### Given records ###

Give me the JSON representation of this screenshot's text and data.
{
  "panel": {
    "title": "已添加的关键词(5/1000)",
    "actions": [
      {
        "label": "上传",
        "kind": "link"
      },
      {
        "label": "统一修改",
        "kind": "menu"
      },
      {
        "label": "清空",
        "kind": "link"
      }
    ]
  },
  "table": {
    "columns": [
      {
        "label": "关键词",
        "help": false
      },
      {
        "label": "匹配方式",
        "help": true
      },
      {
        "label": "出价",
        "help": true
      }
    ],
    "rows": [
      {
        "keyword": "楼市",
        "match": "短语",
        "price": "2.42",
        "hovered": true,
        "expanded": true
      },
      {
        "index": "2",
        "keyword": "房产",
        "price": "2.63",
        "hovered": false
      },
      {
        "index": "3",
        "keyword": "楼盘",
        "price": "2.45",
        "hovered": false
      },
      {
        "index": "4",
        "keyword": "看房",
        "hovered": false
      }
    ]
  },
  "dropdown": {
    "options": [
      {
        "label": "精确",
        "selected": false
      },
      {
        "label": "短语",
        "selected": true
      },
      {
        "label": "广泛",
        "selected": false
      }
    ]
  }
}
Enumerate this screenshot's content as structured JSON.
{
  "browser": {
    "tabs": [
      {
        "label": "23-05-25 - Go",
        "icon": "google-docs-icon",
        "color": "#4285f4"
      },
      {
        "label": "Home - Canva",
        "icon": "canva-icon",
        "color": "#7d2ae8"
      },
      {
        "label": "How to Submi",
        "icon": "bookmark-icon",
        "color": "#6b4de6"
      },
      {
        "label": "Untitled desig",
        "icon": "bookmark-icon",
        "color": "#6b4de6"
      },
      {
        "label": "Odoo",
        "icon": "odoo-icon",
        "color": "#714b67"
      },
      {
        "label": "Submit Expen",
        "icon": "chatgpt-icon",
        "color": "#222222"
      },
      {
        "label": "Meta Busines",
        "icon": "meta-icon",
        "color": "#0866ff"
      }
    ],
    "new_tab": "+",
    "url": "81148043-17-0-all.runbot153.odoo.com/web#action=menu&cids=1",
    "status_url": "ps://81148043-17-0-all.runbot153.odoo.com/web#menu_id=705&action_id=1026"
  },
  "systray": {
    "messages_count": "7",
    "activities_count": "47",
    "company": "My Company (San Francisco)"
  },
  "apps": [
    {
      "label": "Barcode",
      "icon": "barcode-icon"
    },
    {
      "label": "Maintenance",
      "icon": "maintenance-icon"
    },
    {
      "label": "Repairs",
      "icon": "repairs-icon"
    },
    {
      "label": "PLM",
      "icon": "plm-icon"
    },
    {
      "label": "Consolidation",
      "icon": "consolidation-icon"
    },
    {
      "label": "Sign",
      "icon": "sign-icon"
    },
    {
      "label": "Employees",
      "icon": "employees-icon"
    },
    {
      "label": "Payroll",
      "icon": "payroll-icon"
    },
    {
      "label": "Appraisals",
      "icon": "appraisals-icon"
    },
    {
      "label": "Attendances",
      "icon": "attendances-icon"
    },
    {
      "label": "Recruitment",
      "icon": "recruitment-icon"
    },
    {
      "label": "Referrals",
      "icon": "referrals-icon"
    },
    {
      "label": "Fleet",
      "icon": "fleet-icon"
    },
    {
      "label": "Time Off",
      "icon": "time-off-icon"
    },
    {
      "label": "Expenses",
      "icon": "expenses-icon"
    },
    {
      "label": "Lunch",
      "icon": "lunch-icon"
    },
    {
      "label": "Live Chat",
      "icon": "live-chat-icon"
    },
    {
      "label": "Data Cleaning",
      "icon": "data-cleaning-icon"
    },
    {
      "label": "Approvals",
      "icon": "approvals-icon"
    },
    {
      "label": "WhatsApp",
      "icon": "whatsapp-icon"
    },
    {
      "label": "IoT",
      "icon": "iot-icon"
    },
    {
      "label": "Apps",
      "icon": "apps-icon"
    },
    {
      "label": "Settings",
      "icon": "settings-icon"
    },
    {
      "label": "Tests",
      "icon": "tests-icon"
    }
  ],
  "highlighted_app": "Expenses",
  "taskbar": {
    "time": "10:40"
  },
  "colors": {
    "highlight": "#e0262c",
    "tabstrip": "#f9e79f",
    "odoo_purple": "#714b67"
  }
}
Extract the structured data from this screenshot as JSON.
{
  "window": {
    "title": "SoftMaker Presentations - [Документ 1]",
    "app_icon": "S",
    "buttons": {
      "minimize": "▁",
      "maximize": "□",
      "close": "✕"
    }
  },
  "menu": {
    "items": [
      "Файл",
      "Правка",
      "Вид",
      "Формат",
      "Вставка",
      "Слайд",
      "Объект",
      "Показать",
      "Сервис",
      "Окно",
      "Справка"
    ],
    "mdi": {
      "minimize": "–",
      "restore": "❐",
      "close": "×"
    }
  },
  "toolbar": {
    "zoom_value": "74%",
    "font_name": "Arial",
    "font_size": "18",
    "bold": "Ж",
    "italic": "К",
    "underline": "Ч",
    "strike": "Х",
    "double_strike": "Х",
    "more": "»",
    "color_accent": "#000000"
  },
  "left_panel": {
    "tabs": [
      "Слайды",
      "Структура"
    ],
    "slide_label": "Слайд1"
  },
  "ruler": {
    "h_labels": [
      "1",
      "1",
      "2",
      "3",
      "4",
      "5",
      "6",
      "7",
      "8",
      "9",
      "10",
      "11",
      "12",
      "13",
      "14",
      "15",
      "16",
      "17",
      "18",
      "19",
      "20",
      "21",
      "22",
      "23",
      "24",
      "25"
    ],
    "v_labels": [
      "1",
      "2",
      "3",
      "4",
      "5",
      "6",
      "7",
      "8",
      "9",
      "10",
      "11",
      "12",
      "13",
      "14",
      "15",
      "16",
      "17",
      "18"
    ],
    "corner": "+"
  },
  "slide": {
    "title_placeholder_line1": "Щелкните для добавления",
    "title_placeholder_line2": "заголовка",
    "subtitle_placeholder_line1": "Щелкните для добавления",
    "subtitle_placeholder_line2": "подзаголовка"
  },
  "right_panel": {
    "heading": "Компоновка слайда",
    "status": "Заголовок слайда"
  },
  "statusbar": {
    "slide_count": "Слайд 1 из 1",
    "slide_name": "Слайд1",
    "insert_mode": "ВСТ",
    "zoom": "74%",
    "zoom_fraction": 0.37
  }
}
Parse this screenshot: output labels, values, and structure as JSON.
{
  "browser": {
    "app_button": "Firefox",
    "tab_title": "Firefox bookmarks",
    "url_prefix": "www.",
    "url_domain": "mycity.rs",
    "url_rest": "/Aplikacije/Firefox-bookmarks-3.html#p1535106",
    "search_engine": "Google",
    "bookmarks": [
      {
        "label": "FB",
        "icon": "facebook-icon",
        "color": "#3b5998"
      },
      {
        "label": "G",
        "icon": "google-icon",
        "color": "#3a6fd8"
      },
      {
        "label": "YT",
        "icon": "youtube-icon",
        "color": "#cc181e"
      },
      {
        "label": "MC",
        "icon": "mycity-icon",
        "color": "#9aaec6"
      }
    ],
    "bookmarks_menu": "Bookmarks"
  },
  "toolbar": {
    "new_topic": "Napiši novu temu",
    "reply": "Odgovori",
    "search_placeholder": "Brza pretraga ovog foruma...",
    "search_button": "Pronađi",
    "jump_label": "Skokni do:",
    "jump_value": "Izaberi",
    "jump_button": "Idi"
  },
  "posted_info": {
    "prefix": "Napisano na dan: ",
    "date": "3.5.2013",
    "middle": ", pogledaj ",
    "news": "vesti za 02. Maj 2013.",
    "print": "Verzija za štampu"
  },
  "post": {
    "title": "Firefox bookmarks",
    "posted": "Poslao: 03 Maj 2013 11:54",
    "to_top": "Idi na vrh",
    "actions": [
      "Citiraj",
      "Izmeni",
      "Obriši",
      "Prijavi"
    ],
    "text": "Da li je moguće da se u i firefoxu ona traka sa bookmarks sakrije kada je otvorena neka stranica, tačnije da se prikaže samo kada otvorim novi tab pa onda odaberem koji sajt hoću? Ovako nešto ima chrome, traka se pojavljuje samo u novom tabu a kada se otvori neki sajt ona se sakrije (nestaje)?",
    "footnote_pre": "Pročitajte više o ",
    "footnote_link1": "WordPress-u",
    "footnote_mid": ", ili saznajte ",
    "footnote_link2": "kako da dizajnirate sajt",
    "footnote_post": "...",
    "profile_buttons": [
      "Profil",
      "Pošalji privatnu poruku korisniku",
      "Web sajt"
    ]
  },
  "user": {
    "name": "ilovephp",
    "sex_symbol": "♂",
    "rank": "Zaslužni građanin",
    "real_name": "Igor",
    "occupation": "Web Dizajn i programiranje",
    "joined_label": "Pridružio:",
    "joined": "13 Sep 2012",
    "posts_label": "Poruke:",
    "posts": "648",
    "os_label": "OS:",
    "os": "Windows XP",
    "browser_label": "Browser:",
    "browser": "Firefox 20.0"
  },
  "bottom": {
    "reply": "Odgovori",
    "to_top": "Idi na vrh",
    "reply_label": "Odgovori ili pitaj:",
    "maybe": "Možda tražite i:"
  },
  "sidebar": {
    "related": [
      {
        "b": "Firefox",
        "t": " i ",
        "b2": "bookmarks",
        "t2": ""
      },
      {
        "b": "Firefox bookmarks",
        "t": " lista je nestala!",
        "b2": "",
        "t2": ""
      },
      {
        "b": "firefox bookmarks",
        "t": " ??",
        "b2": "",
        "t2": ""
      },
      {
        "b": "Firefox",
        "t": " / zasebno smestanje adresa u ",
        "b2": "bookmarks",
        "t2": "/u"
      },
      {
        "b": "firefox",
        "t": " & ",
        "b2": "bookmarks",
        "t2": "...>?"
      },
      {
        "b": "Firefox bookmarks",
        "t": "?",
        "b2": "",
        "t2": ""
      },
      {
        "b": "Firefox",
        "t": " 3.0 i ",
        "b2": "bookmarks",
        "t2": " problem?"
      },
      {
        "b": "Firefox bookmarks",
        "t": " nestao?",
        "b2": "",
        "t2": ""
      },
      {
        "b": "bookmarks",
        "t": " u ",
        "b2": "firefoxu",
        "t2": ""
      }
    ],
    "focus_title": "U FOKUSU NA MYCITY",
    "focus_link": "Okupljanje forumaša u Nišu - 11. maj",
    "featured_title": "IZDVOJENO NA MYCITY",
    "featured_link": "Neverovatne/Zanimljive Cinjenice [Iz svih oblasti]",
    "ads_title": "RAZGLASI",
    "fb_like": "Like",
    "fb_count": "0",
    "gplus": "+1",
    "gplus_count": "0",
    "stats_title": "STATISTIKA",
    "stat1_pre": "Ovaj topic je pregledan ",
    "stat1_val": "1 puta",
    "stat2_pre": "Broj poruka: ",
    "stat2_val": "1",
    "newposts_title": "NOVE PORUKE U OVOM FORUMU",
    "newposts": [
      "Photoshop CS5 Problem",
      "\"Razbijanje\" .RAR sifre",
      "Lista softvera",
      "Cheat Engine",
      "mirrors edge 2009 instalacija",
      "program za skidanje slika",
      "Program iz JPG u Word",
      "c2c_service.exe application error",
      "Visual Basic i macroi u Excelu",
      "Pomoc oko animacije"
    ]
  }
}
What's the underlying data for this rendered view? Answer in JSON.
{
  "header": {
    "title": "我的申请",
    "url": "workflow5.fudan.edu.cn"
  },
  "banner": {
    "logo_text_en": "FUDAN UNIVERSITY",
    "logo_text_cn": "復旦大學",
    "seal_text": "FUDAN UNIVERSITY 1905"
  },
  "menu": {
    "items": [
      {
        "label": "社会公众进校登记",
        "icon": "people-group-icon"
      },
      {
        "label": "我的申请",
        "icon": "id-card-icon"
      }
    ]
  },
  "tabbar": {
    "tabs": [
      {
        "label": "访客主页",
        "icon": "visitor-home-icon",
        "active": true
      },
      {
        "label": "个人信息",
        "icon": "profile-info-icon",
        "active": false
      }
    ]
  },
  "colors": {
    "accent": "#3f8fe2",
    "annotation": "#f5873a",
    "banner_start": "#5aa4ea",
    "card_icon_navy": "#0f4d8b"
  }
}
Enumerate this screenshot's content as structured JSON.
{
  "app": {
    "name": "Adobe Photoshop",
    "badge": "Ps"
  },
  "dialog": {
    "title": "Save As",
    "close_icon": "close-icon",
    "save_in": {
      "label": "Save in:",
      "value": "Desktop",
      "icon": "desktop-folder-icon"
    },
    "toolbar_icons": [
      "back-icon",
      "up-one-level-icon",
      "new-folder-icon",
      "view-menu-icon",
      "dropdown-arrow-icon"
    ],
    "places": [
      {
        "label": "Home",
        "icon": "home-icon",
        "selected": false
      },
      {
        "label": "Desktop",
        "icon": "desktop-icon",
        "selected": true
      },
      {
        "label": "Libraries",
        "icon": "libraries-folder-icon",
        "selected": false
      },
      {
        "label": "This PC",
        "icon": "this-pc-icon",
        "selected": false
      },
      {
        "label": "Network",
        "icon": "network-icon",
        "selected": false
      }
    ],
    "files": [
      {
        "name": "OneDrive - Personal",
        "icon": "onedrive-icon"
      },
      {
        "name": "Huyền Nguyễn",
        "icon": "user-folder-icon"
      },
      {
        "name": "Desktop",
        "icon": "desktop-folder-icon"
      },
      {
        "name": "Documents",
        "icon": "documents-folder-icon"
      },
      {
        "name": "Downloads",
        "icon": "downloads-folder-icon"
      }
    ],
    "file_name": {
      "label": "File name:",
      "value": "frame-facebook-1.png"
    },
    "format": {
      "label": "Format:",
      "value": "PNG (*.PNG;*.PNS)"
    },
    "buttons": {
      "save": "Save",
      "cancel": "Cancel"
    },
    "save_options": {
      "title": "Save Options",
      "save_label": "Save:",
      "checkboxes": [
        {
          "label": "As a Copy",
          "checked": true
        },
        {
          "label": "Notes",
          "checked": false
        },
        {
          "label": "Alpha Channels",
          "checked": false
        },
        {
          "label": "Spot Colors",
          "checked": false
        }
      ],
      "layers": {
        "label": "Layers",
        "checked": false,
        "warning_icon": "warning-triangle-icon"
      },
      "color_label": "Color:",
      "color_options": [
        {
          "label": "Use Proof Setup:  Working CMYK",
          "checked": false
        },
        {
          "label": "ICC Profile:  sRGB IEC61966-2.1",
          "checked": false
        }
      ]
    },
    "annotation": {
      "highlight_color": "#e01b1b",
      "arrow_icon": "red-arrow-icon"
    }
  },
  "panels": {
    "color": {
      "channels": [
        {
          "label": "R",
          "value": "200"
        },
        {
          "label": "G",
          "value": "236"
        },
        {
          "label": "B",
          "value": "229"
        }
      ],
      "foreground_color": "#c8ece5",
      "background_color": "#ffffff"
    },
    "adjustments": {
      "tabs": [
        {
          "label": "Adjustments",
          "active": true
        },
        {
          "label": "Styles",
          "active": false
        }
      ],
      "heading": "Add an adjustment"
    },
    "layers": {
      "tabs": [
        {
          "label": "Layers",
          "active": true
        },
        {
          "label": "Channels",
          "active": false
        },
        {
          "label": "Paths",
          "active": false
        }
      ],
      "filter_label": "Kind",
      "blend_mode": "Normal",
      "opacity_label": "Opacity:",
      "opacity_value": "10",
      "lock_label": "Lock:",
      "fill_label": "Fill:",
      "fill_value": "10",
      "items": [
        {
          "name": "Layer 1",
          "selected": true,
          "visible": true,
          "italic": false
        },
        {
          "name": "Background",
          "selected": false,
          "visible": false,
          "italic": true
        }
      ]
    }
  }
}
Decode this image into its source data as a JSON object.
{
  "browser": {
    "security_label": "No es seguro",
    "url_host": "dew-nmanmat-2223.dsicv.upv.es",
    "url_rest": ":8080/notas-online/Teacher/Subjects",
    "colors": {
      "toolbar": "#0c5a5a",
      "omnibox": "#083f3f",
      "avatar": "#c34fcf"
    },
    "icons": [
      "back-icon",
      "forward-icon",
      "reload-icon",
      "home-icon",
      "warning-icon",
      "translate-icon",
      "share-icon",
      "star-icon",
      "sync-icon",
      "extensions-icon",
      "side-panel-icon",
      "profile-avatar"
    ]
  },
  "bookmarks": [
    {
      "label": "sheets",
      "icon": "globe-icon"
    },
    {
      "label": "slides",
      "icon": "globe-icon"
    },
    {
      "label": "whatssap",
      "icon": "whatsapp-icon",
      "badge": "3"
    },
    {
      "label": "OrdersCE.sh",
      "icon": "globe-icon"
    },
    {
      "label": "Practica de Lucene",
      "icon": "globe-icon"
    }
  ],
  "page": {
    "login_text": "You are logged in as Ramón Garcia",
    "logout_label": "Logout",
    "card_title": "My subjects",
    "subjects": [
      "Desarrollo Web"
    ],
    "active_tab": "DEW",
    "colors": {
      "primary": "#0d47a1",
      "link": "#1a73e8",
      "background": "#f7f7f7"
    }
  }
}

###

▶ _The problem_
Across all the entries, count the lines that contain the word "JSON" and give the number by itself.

▶ _Problem solution_
7